The answer should consist of every line in the material below that has the word "text".
_ _ _ _ _
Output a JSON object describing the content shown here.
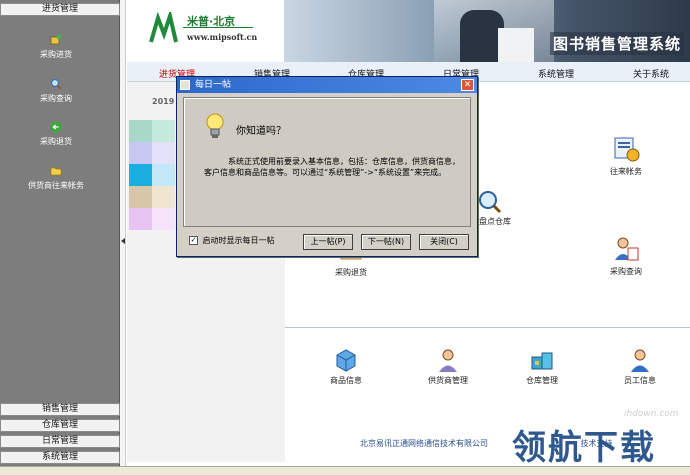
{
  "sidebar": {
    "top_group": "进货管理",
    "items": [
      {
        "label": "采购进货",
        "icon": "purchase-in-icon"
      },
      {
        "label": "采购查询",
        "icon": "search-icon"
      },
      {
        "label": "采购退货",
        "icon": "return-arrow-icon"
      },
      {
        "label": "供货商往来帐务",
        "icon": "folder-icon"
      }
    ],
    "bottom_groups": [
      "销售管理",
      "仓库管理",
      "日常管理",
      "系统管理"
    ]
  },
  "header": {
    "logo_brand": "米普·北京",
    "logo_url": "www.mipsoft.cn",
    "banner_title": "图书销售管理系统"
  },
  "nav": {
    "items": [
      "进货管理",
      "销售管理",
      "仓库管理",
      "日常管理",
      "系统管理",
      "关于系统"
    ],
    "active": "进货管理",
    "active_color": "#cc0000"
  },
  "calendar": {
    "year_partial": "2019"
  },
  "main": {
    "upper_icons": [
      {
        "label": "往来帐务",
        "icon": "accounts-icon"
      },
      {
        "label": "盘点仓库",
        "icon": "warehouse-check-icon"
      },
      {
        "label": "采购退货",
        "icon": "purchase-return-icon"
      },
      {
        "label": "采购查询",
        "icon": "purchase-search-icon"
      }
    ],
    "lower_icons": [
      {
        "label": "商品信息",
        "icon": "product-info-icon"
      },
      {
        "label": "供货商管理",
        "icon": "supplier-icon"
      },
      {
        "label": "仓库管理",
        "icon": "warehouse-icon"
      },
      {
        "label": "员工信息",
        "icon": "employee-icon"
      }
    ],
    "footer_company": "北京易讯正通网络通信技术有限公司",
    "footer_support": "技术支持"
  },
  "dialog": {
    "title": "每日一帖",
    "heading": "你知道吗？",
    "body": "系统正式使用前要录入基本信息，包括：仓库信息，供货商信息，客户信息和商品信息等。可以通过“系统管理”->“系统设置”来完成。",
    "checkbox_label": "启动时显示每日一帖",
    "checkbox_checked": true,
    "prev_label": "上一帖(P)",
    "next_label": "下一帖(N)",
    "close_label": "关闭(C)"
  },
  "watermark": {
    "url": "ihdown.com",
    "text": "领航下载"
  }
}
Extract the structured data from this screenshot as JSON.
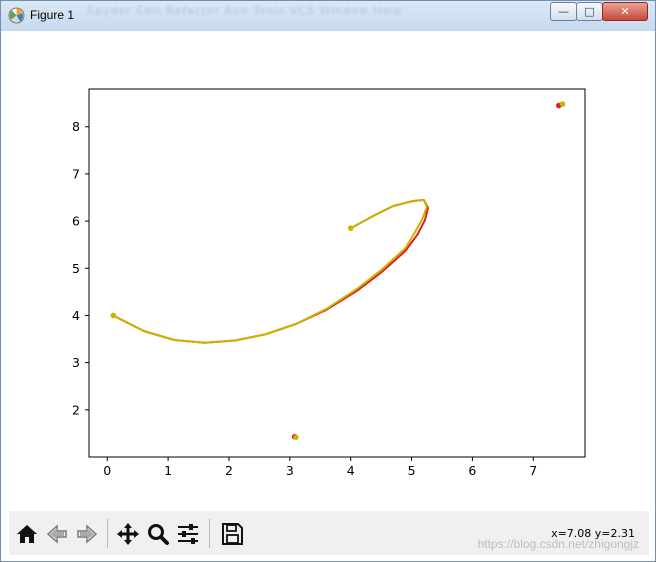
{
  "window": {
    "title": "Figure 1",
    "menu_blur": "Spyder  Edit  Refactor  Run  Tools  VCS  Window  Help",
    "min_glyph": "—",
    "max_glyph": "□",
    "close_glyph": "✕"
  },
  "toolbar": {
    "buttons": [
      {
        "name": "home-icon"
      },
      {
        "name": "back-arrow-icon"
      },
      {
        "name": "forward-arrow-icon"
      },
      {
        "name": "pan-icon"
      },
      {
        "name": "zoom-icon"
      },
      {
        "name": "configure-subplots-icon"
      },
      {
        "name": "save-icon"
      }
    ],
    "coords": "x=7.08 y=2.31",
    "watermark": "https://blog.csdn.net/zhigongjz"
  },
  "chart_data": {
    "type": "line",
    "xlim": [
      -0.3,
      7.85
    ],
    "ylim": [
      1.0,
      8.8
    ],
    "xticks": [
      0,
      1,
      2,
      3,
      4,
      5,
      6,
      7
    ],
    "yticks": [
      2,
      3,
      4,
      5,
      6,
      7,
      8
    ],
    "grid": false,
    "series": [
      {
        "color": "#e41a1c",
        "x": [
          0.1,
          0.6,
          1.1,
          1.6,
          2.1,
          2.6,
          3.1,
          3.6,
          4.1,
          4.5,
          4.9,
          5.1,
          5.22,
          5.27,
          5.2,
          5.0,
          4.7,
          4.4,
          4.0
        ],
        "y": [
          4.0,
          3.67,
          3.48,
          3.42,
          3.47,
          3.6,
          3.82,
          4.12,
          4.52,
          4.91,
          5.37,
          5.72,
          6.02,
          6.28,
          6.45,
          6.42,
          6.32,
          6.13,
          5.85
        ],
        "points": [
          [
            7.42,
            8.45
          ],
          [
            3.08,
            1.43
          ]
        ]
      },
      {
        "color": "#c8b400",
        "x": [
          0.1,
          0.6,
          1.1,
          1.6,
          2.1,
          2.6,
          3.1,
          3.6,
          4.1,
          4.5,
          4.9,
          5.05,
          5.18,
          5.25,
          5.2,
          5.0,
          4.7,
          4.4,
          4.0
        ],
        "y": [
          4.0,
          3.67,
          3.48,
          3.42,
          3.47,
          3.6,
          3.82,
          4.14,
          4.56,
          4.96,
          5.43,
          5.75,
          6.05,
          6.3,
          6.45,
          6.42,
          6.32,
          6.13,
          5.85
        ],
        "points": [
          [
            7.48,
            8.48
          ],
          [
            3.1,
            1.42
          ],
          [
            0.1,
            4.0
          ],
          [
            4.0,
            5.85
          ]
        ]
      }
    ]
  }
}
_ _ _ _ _
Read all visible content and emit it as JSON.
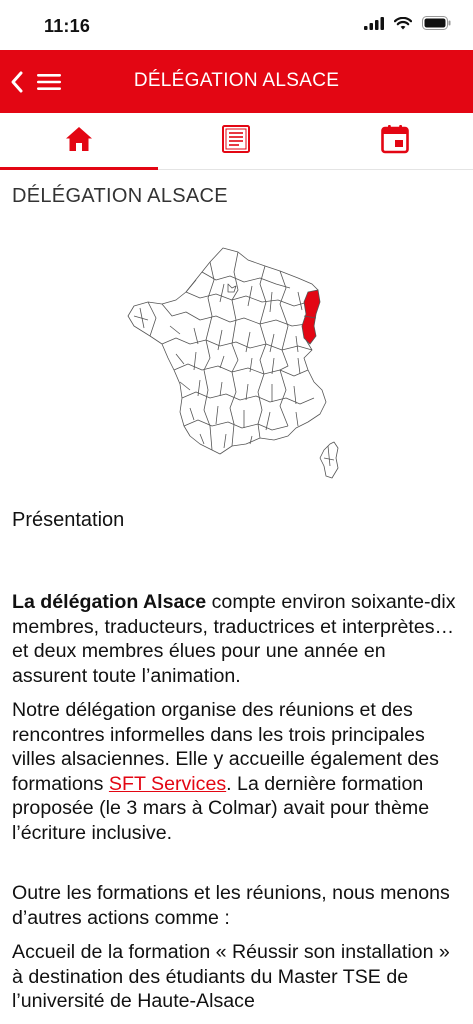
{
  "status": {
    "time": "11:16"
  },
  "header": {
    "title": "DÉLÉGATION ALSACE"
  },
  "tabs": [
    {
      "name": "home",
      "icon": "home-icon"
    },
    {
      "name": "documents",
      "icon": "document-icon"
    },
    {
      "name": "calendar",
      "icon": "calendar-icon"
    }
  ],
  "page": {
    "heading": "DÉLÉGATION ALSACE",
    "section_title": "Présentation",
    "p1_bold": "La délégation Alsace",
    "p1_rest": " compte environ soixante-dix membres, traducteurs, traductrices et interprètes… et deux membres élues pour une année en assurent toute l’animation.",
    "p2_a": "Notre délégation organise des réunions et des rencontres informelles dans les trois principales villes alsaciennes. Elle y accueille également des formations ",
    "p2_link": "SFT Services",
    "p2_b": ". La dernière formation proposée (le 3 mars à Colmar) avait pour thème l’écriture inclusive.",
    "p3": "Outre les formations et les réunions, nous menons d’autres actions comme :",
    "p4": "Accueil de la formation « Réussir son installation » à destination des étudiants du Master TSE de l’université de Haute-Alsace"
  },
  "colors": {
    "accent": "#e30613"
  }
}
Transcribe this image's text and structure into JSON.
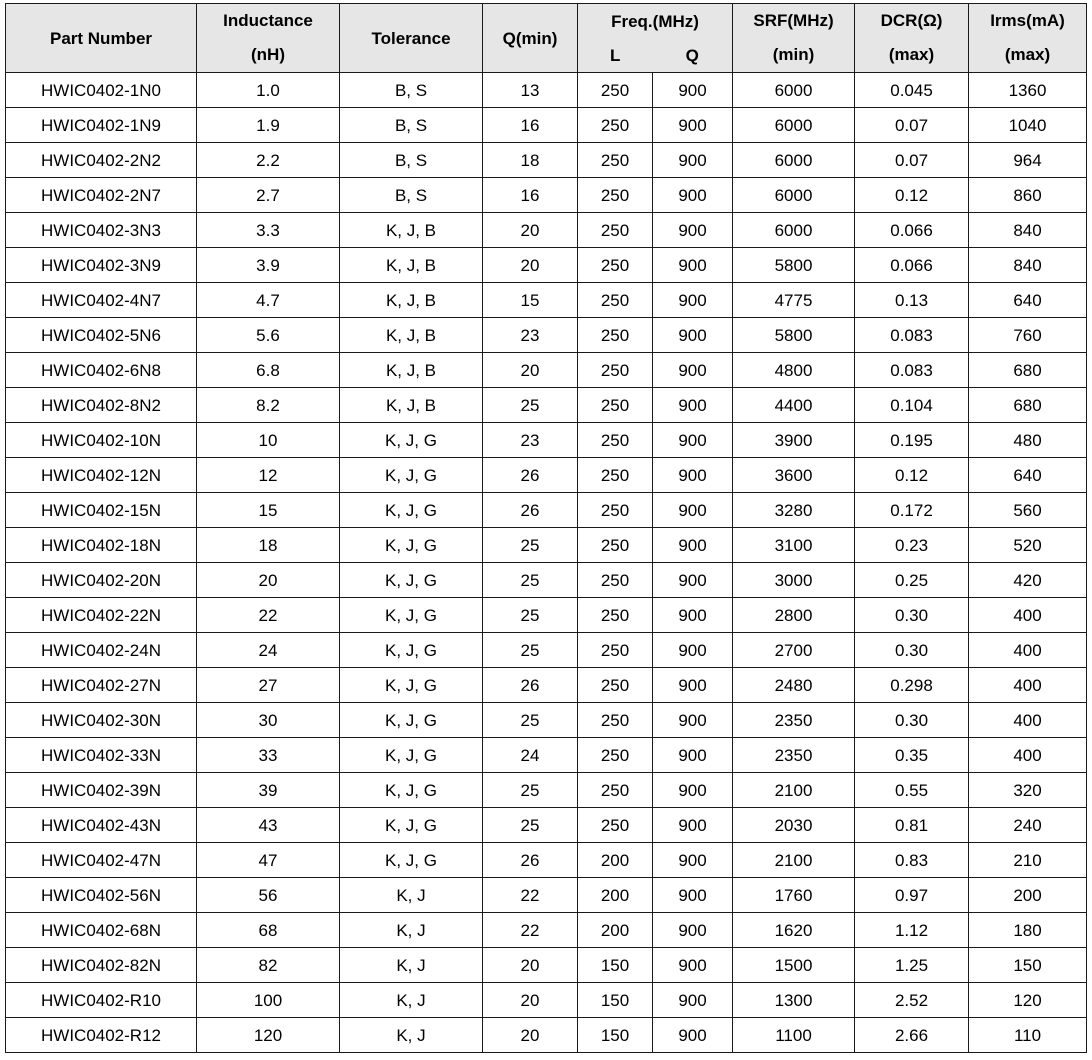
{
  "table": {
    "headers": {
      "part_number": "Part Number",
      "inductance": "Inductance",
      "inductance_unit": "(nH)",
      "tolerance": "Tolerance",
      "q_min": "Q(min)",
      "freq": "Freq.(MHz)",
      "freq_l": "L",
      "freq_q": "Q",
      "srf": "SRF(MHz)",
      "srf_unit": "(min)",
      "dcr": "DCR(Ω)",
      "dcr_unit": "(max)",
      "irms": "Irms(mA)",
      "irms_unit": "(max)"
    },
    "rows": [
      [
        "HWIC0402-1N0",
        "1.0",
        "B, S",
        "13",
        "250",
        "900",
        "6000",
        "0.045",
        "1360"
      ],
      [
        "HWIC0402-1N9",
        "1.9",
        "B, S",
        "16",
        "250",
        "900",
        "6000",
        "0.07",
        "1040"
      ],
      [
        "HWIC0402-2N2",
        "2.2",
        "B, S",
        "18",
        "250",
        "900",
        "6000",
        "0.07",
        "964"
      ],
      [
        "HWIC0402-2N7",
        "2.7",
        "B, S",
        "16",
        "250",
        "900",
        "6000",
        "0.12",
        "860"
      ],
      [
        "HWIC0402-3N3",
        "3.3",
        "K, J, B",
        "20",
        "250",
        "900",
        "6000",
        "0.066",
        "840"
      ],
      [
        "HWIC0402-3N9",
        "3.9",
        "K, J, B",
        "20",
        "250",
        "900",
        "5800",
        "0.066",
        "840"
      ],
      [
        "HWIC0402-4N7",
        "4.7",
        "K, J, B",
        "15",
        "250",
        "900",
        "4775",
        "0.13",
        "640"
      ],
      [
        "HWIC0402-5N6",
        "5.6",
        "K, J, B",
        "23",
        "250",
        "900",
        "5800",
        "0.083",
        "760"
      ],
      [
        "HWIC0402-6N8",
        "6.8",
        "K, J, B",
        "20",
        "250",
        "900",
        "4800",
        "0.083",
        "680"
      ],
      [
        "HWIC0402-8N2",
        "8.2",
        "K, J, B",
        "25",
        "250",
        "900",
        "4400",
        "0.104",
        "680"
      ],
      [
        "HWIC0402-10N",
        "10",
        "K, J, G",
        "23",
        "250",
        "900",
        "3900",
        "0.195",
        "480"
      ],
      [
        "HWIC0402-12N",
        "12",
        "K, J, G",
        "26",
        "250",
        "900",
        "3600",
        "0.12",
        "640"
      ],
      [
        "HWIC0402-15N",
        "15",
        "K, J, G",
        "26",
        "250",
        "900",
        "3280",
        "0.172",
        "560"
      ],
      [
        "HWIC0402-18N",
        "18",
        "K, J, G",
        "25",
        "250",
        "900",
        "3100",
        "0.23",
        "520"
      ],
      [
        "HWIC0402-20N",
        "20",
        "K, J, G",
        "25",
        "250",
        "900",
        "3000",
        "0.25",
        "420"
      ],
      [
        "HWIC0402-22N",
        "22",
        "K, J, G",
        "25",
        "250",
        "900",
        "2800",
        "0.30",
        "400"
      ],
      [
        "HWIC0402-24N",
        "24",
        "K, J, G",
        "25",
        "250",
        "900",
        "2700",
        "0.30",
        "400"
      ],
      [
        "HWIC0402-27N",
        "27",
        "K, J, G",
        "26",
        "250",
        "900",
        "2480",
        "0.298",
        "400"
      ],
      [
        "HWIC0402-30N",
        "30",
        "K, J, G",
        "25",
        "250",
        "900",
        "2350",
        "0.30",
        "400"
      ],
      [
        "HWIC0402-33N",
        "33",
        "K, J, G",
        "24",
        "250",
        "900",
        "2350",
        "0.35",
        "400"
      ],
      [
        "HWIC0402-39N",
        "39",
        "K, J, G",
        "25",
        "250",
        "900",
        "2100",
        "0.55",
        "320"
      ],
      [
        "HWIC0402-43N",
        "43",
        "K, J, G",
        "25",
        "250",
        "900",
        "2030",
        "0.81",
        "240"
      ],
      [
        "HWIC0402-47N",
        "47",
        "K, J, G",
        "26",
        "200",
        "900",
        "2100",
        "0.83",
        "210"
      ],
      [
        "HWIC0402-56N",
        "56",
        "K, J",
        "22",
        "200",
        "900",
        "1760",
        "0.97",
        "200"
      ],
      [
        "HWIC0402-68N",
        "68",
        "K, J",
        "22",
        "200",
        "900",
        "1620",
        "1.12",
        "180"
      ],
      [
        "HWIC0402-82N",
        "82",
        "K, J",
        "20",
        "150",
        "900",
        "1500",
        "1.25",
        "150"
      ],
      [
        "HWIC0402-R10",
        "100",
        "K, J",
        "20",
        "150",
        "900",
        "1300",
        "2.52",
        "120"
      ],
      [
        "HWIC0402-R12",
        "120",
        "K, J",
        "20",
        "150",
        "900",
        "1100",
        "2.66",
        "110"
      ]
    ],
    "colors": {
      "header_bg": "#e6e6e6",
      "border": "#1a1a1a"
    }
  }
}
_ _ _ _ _
■ Exercise response
    "text": "领航下载"
Transcribe this image's text and structure into JSON.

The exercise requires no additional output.